About the time I was having that thought, Katie issued her retort. Banana-infused polenta topped with bacon-wrapped Italian sausage and baby bok choi. I can't say that this dish objectively tasted better than Tom's pork belly, because it didn't, but this was what I paid for - interesting combinations that are way outside of my culinary lexicon. Next time you find yourself reaching into the fruit bowl for a banana, consider wrapping it with a touch of bacon. You'll be pleasently surprised.
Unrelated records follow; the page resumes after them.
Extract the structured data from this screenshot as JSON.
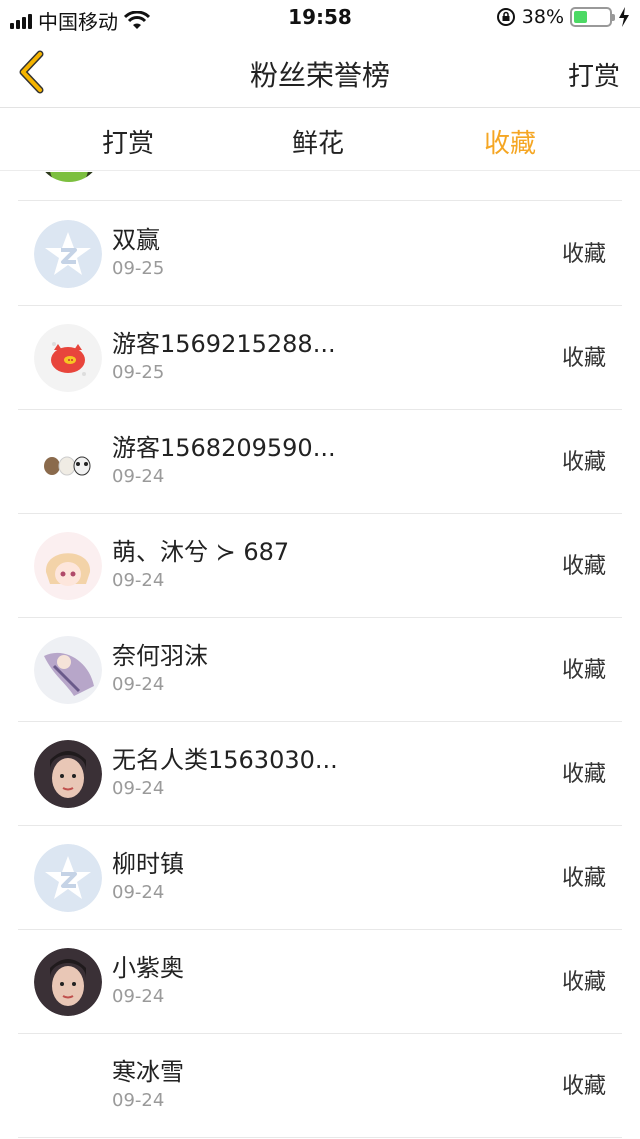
{
  "status_bar": {
    "carrier": "中国移动",
    "time": "19:58",
    "battery": "38%",
    "battery_level": 0.38
  },
  "nav": {
    "title": "粉丝荣誉榜",
    "right_label": "打赏"
  },
  "tabs": [
    {
      "label": "打赏",
      "active": false
    },
    {
      "label": "鲜花",
      "active": false
    },
    {
      "label": "收藏",
      "active": true
    }
  ],
  "colors": {
    "accent": "#f5a623",
    "back_icon": "#f5b400"
  },
  "list": [
    {
      "name": "双赢",
      "date": "09-25",
      "action": "收藏",
      "avatar": "qq-star-default-avatar"
    },
    {
      "name": "游客1569215288...",
      "date": "09-25",
      "action": "收藏",
      "avatar": "red-pig-avatar"
    },
    {
      "name": "游客1568209590...",
      "date": "09-24",
      "action": "收藏",
      "avatar": "three-bears-avatar"
    },
    {
      "name": "萌、沐兮 ≻ 687",
      "date": "09-24",
      "action": "收藏",
      "avatar": "anime-girl-avatar"
    },
    {
      "name": "奈何羽沫",
      "date": "09-24",
      "action": "收藏",
      "avatar": "anime-illustration-avatar"
    },
    {
      "name": "无名人类1563030...",
      "date": "09-24",
      "action": "收藏",
      "avatar": "photo-woman-avatar"
    },
    {
      "name": "柳时镇",
      "date": "09-24",
      "action": "收藏",
      "avatar": "qq-star-default-avatar"
    },
    {
      "name": "小紫奥",
      "date": "09-24",
      "action": "收藏",
      "avatar": "photo-woman-avatar"
    },
    {
      "name": "寒冰雪",
      "date": "09-24",
      "action": "收藏",
      "avatar": "blank-avatar"
    }
  ]
}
Tom's next course: pancetta and basil encrusted salmon with sliced fingerling potatoes and a tomato reduction of some sort. I was pretty bummed here. Number one, the salmon was a touch overcooked. Not dramatically, but I expect perfection from Chef Tom. Number two, the bacon was a side note on this dish. I'm not sure how the bacon factored into the encrusting here, none of us could find in the flavor or with our eyes, but there were a few nuggets of pancetta in the sauce. New points on the scoreboard: Tom 1, Katie 1.
Katie's final course came next. I momentarily lost myself and ate it before I took a photo, but here's the skinny: dark chocolate cake topped with.... bacon. The cake was great - very dense almost like a flourless cake, but I did not get topped with enough bacon. I was made to feel bad because the poor girl next to me received exactly zero bacon on her cake. If you took the bacon on my piece of cake, you could have fit it onto a dime about 6 times. Bacon battle was starting to fizzle.
Next came Tom's final course. Given that we had just had chocolate cake I was ready for some mind-blowing bacon dessert. Maybe a thick sliced bacon strip dipped in home made milk chocolate or something totally unexpected involving bacon, sugar and no chocolate at all. What arrived was a pork tenderloin, wrapped in bacon, and served on a grilled pear and some winter greens. Was the pear a dessert? The truth is, I feel like there was a snafu in the timing here because this was no dessert course. Beyond that - it was only decent, not mind blowing. My tenderloin was again a touch overcooked, and it was cold. To be fair to Tom, I believe this was none of his fault - just seems that the Chef War crew did not have their act together.
Final Score: Tom 1, Katie 1 - contest rendered unjudgeable due to poor event planning from Chef War.
So that's the food, but there were other notable features of the evening. First, the only cooking we saw last night was in the first 10 minutes or so when Tom was out front. He was walking us through what went into the dish and then headed back to the kitchen... but he forgot to turn off his mic. Next thing we know we are hearing Tom's voice again, this time asking "Why the fuck is there no sauce on this? These all need some fucking sauce!". Far and away the comic high point of the evening - mostly due to the many families with children in the audience and their outraged expressions.
Second necessary info point: Chef War is billed as a culinary event, but it is really an infomercial for the sponsors. We tuned out but every few minutes a lady in a corset (yep...) came out and tried to sell us on a personal coach, new faucet or organic marketplace.
Finally, thanks to Joseph Welles Henderson the fourth, we drank the best wine in the room - 2005 Radio-Coteau Cherry Camp Syrah. I'm usually not a huge Syrah fan, but this one trends more towards Pinot characteristics while still being forward enough to complement fatty pork dishes (like bacon? indeed). This may be the perfect wine for a bacon pairing.
The Verdict? Chef War is a mess. They may be able to get their act together because they can clearly attract some top notch talent at these events, but until I see firm evidence that the event management skills have caught up to the culinary talent associated with this party, I'm out.